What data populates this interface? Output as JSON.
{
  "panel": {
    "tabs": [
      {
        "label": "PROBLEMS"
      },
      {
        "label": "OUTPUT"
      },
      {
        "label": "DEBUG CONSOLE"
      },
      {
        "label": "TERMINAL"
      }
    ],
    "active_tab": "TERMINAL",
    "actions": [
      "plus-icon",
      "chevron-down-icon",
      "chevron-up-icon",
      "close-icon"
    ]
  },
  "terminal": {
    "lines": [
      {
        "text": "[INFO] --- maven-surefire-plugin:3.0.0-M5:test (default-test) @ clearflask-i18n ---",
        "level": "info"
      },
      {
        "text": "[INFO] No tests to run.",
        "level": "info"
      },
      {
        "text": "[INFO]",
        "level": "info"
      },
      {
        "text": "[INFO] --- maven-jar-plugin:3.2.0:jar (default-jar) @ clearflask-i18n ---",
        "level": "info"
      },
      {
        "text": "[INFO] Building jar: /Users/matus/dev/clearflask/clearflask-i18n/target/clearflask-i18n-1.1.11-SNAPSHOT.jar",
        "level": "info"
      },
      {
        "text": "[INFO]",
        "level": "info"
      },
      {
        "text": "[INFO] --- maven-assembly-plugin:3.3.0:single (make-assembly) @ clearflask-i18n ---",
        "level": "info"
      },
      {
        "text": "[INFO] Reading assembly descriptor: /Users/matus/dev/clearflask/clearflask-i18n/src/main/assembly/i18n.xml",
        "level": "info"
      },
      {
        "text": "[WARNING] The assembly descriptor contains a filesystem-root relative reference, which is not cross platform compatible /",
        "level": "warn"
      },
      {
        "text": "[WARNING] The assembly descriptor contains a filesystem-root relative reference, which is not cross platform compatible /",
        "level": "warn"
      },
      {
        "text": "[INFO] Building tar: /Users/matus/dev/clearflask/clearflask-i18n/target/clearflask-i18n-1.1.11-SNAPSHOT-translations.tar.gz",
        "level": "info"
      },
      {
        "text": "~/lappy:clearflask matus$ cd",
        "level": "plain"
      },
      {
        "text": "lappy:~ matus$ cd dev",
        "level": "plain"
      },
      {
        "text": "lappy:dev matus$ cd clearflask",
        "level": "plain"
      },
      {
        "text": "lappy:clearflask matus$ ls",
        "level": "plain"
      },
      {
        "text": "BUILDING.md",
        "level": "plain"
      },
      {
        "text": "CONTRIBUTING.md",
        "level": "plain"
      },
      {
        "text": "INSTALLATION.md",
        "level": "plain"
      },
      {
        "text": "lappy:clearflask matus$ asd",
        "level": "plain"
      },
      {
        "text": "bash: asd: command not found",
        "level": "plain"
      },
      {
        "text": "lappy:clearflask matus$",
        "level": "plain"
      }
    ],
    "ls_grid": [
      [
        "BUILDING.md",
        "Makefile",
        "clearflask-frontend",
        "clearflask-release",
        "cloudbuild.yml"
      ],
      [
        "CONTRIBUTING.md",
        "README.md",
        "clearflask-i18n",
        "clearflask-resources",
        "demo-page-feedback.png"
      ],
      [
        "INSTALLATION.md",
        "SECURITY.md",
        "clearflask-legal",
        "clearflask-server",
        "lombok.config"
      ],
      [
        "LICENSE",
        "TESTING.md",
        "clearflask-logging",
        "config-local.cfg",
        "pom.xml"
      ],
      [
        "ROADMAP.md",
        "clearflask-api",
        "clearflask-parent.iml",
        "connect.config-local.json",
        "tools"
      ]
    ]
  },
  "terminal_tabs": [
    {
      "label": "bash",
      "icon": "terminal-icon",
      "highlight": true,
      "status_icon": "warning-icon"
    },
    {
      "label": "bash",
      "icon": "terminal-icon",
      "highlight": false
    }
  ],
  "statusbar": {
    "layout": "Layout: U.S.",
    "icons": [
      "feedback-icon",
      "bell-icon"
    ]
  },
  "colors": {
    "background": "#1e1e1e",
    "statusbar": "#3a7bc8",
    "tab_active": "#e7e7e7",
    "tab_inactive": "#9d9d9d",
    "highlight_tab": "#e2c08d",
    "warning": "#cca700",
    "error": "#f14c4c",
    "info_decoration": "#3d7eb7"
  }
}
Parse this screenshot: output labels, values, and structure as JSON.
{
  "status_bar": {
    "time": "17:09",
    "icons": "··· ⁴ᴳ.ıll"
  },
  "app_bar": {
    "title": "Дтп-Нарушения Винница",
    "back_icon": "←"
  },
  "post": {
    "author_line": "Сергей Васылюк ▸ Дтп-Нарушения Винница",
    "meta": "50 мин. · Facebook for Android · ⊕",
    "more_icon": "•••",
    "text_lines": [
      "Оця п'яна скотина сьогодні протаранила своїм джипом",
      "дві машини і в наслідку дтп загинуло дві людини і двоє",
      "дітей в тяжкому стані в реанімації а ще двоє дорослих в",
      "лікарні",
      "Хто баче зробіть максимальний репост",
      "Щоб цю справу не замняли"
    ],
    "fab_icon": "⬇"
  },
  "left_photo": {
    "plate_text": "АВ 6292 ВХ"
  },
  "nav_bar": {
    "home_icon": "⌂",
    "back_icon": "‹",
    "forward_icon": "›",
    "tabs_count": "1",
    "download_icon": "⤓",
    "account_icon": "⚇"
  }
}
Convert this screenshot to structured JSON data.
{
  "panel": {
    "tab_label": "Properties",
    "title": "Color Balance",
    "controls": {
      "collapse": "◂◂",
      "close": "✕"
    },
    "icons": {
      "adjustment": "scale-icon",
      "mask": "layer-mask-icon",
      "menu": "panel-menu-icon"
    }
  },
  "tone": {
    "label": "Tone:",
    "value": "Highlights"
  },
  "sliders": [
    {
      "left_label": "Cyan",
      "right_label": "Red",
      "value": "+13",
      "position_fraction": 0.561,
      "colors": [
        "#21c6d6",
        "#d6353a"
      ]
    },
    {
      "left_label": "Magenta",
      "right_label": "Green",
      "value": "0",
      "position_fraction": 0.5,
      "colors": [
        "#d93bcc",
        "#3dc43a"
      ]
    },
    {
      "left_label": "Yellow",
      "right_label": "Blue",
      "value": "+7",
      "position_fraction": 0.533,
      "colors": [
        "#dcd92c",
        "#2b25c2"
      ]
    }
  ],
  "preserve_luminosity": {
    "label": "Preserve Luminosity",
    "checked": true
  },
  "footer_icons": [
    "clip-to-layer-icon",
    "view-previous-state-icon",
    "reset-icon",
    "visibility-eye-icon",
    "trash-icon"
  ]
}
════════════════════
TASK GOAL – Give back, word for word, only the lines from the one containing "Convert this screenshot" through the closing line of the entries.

EXERCISE OUTPUT –
Convert this screenshot to structured JSON data.
{
  "panel": {
    "tab_label": "Properties",
    "title": "Color Balance",
    "controls": {
      "collapse": "◂◂",
      "close": "✕"
    },
    "icons": {
      "adjustment": "scale-icon",
      "mask": "layer-mask-icon",
      "menu": "panel-menu-icon"
    }
  },
  "tone": {
    "label": "Tone:",
    "value": "Highlights"
  },
  "sliders": [
    {
      "left_label": "Cyan",
      "right_label": "Red",
      "value": "+13",
      "position_fraction": 0.561,
      "colors": [
        "#21c6d6",
        "#d6353a"
      ]
    },
    {
      "left_label": "Magenta",
      "right_label": "Green",
      "value": "0",
      "position_fraction": 0.5,
      "colors": [
        "#d93bcc",
        "#3dc43a"
      ]
    },
    {
      "left_label": "Yellow",
      "right_label": "Blue",
      "value": "+7",
      "position_fraction": 0.533,
      "colors": [
        "#dcd92c",
        "#2b25c2"
      ]
    }
  ],
  "preserve_luminosity": {
    "label": "Preserve Luminosity",
    "checked": true
  },
  "footer_icons": [
    "clip-to-layer-icon",
    "view-previous-state-icon",
    "reset-icon",
    "visibility-eye-icon",
    "trash-icon"
  ]
}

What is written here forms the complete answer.